◆ TASK TO CARRY OUT ◆
From the entries that follow, extract each line holding the string "screenshot".

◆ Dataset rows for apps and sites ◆

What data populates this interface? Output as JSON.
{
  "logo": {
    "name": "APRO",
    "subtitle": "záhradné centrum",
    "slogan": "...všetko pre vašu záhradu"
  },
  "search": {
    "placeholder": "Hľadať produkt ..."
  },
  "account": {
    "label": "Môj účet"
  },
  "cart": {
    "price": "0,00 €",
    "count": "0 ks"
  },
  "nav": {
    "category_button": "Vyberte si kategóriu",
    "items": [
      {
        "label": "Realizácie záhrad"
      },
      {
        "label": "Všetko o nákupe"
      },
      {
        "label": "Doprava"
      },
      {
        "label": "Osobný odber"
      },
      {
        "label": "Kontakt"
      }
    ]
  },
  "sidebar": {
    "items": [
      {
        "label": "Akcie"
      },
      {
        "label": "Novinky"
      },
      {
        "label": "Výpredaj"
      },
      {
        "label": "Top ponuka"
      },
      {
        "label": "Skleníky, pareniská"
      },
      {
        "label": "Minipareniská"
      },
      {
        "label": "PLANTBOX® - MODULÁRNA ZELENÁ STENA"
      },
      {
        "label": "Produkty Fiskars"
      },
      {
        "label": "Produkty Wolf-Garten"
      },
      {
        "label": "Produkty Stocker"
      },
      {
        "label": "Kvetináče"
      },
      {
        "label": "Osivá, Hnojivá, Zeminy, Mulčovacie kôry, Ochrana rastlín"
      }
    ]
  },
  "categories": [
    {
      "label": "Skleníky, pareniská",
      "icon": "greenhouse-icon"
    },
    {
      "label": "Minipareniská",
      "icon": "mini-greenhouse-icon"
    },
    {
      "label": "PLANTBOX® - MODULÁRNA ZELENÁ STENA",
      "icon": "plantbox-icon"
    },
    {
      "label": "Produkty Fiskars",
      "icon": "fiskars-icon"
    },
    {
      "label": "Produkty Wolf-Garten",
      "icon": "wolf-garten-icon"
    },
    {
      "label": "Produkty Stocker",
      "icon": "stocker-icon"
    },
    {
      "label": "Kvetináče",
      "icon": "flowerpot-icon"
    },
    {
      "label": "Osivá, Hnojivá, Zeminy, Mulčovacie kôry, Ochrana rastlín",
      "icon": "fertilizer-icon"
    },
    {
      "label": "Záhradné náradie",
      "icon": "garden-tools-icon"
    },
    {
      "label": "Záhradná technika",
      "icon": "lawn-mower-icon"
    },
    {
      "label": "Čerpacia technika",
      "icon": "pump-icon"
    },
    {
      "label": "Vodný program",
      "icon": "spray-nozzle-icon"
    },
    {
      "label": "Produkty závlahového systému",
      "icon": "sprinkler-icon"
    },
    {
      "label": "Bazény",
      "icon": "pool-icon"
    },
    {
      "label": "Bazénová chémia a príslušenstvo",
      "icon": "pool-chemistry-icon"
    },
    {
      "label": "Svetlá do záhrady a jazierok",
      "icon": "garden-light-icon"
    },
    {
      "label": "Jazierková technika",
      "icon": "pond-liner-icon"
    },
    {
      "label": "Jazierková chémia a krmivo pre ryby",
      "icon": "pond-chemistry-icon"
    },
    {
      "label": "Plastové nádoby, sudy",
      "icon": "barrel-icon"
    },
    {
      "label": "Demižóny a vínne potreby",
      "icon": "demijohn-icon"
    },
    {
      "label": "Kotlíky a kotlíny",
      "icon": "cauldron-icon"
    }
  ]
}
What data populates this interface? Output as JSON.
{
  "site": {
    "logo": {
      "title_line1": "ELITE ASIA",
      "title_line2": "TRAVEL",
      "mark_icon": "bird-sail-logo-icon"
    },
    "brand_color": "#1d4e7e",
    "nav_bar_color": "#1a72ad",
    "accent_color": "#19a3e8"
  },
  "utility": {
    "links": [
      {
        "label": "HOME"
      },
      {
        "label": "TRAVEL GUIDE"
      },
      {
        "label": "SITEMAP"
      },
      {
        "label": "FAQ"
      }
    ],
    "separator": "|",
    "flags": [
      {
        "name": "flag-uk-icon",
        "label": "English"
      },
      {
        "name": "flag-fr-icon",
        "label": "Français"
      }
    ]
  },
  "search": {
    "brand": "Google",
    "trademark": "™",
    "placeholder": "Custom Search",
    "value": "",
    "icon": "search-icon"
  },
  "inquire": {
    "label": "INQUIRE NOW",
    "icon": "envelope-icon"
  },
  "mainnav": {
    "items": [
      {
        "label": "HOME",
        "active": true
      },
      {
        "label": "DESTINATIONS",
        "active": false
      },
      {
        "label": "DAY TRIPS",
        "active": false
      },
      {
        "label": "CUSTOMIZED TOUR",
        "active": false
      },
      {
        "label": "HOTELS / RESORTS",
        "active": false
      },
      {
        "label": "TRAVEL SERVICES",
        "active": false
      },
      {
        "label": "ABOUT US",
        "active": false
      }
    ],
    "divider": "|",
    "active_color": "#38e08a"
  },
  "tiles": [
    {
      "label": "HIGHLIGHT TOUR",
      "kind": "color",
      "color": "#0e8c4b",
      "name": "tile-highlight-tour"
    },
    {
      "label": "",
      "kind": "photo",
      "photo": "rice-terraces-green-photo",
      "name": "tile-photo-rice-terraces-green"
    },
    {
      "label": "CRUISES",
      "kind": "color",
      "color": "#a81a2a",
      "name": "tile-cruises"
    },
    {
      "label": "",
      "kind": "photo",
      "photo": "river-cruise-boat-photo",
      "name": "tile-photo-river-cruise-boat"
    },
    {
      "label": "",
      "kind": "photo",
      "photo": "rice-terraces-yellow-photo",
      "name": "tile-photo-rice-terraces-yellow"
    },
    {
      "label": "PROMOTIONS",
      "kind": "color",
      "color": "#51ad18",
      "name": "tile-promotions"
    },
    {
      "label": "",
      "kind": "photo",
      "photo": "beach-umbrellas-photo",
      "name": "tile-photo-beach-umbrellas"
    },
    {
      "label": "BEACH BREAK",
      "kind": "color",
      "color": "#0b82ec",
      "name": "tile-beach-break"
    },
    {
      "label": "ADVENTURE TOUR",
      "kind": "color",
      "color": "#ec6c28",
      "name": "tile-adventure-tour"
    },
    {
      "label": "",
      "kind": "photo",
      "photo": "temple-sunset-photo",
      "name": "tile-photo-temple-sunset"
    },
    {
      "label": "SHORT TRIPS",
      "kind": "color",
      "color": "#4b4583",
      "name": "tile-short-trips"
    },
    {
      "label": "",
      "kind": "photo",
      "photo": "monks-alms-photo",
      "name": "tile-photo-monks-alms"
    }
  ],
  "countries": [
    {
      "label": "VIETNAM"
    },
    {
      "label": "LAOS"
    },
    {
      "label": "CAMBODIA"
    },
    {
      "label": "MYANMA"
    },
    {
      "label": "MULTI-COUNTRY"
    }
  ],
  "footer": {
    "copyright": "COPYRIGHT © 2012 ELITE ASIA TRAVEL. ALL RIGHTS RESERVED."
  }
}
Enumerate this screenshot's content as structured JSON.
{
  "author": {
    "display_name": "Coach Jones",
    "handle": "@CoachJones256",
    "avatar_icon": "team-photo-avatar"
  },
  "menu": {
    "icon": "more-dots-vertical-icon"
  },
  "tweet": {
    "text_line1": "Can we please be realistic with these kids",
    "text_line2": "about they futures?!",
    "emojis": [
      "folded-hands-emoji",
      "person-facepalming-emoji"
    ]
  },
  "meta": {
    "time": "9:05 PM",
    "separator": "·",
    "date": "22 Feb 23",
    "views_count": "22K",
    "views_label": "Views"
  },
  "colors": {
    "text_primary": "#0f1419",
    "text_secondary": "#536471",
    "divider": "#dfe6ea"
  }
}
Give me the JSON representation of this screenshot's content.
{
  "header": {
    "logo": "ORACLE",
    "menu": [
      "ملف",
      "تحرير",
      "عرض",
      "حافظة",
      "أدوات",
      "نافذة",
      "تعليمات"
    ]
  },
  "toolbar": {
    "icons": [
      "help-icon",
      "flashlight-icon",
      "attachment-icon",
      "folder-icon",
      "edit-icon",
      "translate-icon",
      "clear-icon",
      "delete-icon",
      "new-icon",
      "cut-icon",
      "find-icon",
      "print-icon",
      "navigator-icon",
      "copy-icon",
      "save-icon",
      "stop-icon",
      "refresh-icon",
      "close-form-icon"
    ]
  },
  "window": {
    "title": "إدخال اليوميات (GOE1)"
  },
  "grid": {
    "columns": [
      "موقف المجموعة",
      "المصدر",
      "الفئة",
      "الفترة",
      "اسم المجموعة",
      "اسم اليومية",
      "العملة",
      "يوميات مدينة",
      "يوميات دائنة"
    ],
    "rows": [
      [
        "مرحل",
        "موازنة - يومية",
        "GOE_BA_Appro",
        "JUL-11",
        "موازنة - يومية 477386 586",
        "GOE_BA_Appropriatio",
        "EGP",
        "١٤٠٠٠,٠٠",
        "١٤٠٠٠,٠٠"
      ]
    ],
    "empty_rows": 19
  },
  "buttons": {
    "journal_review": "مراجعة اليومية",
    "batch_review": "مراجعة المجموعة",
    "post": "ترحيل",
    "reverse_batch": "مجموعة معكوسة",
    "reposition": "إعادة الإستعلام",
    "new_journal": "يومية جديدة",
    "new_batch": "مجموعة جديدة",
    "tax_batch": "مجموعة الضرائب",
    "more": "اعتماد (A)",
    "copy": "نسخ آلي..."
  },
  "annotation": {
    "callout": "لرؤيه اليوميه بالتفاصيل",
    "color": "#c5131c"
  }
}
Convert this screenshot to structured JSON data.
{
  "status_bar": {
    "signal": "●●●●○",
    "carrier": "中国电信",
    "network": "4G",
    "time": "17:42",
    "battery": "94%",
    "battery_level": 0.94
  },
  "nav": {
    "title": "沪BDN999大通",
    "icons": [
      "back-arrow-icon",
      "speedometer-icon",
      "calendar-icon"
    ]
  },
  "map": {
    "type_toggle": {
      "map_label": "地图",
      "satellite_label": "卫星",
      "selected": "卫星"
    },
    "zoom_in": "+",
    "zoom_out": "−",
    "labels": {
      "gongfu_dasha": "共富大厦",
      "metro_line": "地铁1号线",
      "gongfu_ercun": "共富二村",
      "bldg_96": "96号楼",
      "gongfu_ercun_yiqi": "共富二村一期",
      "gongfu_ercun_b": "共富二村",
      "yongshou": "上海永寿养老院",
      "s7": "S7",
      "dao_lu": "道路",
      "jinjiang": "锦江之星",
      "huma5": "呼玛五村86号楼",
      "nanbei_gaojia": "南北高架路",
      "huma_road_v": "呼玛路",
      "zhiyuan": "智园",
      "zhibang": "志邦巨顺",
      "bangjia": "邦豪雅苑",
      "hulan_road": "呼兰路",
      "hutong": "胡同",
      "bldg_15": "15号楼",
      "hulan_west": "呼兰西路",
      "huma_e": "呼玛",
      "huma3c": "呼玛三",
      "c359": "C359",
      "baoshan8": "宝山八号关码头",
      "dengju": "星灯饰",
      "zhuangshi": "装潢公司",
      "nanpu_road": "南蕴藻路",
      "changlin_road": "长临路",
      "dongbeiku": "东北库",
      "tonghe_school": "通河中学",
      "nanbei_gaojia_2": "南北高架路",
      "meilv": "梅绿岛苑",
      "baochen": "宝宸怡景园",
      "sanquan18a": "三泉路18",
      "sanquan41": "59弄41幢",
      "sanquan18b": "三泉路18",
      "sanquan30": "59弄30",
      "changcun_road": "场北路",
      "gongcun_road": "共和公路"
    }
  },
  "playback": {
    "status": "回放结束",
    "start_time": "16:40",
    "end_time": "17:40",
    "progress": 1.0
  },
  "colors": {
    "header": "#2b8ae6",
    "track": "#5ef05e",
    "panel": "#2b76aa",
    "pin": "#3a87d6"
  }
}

◆ EXERCISE RESPONSE ◆
Enumerate this screenshot's content as structured JSON.
Give me the JSON representation of this screenshot's content.
Convert this screenshot to structured JSON data.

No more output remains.